A wide variety of frequently prescribed medications are known to cause glucose intolerance and/or to precipitate overt diabetes mellitus in nondiabetic individuals or to worsen glycemic control in subjects with established diabetes mellitus. These adverse effects on glucose homeostasis are exerted both by the induction of insulin resistance and by the inhibition of insulin secretion. Because diabetic patients have other associated medical problems, they commonly are treated with a variety of drugs that have the potential to cause a worsening of glucose tolerance. Elderly subjects represent another group with diverse medical problems that require multiple drug therapies. Because glucose intolerance is a characteristic feature of the normal aging process, the development of impaired glucose tolerance or even frank diabetes mellitus is frequently observed when older patients are treated for these underlying medical disorders. Antihypertensive drugs, including the diuretics and the β-adrenergic blockers, have long been known to cause a deterioration in glucose tolerance. All cases of diuretics (thiazides, loop diuretics, potassium-sparing diuretics) and both the specific and nonspecific β-blockers have been associated with glucose intolerance. The α-agonists (clonidine) also have been shown to worsen glucose tolerance. Nicotinic acid, a commonly employed antilipidemic drug, causes severe insulin resistance and may precipitate frank diabetes mellitus. Numerous other drugs including immunosuppressant agents (cyclosporin and glucocorticoids), antibiotics (pentamidine, isoniazide), anticonvulsants (Dilantin), β-adrenergic agonists, ethanol, phenothiazines, lithium, aspirin, and others also have been shown to impair glucose tolerance. Where information is available, the mechanism(s) via which these drugs impair glucose homeostasis are discussed. It is anticipated that a careful reading of this review will alert the clinician to the large number of diverse medications that have the potential to cause glucose intolerance in nondiabetic individuals and to interfere with the achievement of normal glycemic control in diabetic patients.
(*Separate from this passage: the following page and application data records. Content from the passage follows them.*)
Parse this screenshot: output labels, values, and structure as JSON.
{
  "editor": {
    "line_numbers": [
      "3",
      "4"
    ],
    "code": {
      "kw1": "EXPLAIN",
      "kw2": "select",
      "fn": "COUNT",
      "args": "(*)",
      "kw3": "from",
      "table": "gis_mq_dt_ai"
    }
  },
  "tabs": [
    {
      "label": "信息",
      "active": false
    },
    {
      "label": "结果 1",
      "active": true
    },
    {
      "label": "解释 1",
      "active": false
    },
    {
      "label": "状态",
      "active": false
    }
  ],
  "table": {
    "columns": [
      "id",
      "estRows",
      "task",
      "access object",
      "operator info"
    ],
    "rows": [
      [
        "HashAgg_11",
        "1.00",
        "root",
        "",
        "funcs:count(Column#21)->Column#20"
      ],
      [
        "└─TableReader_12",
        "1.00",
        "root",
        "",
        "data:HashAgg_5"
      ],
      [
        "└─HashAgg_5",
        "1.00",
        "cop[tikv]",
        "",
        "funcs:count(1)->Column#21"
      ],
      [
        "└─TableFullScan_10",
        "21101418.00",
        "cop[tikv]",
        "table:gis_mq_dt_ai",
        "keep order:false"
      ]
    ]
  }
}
|Original language||English (US)|
|Number of pages||32|
|State||Published - Jan 1 1994|
ASJC Scopus subject areas
- Internal Medicine
- Endocrinology, Diabetes and Metabolism